In “A People’s History of War in America,” you will explore how conflict, from the colonial era to the present day, encouraged change within American society. By studying how Native American nations, common foot soldiers, enslaved peoples, and marginalized and disfranchised men and women experienced and participated in wars throughout US history, you will develop an understanding of their personal and collective feelings, thoughts, and motivations that spilled forth through war.
The course is especially attentive to the historical role that social ideals have played in the prosecution of war. You will examine how concepts such as freedom, democracy, citizenship, and duty gave meaning to violence, and how in post-war periods, marginalized groups pointed to their collective sacrifice in war and demanded that these sustaining ideals be honored and actualized in American society.
You will read the work of leading historians and engage with a wide variety of source materials. You will debate the meaning of “a people’s history,” learn how such histories are constructed, and grapple with why social historians are motivated to craft “histories from below” that give voice to less conspicuous historical actors. You will also watch films produced to glorify and denounce war. In this way, you will construct a foundation for critical thinking and research in the humanities and social sciences.

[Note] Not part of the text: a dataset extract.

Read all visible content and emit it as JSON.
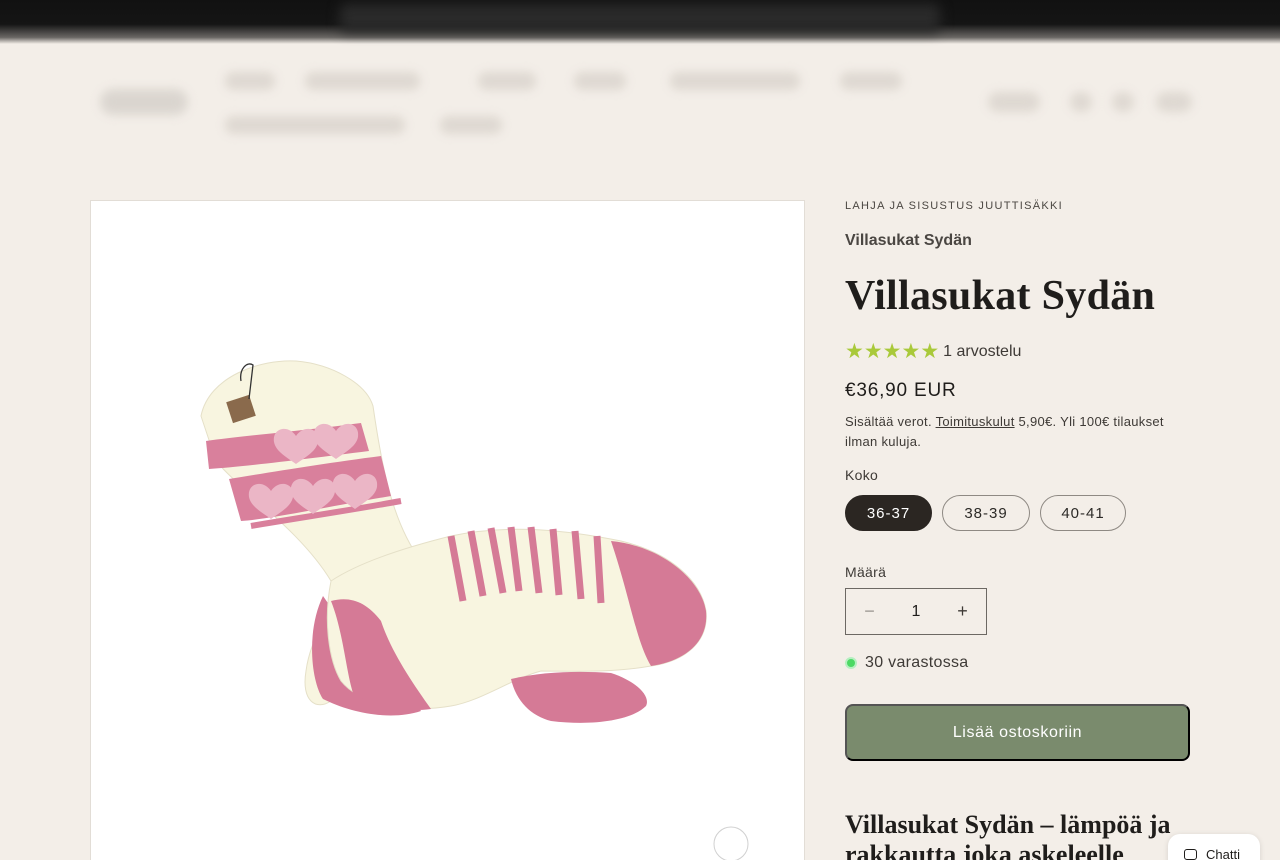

“A People’s History…” supports your transition to college by strengthening skills essential for college success. This includes your ability to contribute effectively in seminar discussions and write compelling essays. To these ends, you will learn how to:
• master "intelligent reading" skills to gather critical information from course readings with increased efficiency.
• analyze source material and think historically.
• develop, organize, and craft powerful written arguments supported by concrete evidence.
• improve the analytical depth and clarity of thought and expression in their writing.
• confidently express themselves and their thoughts with concision in group discussions.
No prerequisites are required for this course. A sense of excitement for a journey through three hundred years of US History is welcomed.
Online sections of Pre-College courses are offered in one of the following modalities: Asynchronous, Mostly asynchronous, or Blended. Please review full information regarding the experience here.